31.  Kong W, He L, Richards EJ, Challa S, Xu CX, Permuth-Wey J, Lancaster JM, Coppola D, Sellers TA, Djeu JY. Upregulation of miRNA-155 promotes tumour angiogenesis by targeting VHL and is associated with poor prognosis and triple-negative breast cancer. Oncogene. 2014;33:679-689.  [PubMed]  [DOI]  [Cited in This Article: ]  [Cited by in Crossref: 272]  [Cited by in F6Publishing: 305]  [Article Influence: 27.7]  [Reference Citation Analysis (0)]
32.  Fisher K, Lin J. MicroRNA in inflammatory bowel disease: Translational research and clinical implication. World J Gastroenterol. 2015;21:12274-12282.  [PubMed]  [DOI]  [Cited in This Article: ]  [Cited by in CrossRef: 46]  [Cited by in F6Publishing: 45]  [Article Influence: 5.0]  [Reference Citation Analysis (0)]
33.  Liu X, Lv XB, Wang XP, Sang Y, Xu S, Hu K, Wu M, Liang Y, Liu P, Tang J. MiR-138 suppressed nasopharyngeal carcinoma growth and tumorigenesis by targeting the CCND1 oncogene. Cell Cycle. 2012;11:2495-2506.  [PubMed]  [DOI]  [Cited in This Article: ]  [Cited by in Crossref: 84]  [Cited by in F6Publishing: 89]  [Article Influence: 7.4]  [Reference Citation Analysis (0)]
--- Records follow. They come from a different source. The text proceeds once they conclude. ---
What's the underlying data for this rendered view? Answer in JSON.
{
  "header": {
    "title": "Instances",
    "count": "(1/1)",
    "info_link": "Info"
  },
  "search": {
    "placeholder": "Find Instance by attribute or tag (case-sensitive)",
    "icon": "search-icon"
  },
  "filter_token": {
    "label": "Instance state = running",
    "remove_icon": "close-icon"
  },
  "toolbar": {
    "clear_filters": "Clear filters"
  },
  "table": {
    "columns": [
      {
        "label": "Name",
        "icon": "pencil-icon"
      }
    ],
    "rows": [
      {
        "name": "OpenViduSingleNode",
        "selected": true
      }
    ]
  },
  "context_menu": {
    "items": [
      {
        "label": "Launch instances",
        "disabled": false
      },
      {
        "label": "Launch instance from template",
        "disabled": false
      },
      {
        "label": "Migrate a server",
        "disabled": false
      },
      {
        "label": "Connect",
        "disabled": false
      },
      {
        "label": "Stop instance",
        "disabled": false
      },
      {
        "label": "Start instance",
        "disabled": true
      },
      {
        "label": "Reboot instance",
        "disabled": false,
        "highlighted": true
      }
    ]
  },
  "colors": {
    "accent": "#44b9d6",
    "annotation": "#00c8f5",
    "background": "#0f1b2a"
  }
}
34.  Liu X, Jiang L, Wang A, Yu J, Shi F, Zhou X. MicroRNA-138 suppresses invasion and promotes apoptosis in head and neck squamous cell carcinoma cell lines. Cancer Lett. 2009;286:217-222.  [PubMed]  [DOI]  [Cited in This Article: ]  [Cited by in Crossref: 148]  [Cited by in F6Publishing: 162]  [Article Influence: 10.8]  [Reference Citation Analysis (0)]
35.  Khor B, Gardet A, Xavier RJ. Genetics and pathogenesis of inflammatory bowel disease. Nature. 2011;474:307-317.  [PubMed]  [DOI]  [Cited in This Article: ]  [Cited by in Crossref: 1693]  [Cited by in F6Publishing: 1705]  [Article Influence: 131.2]  [Reference Citation Analysis (1)]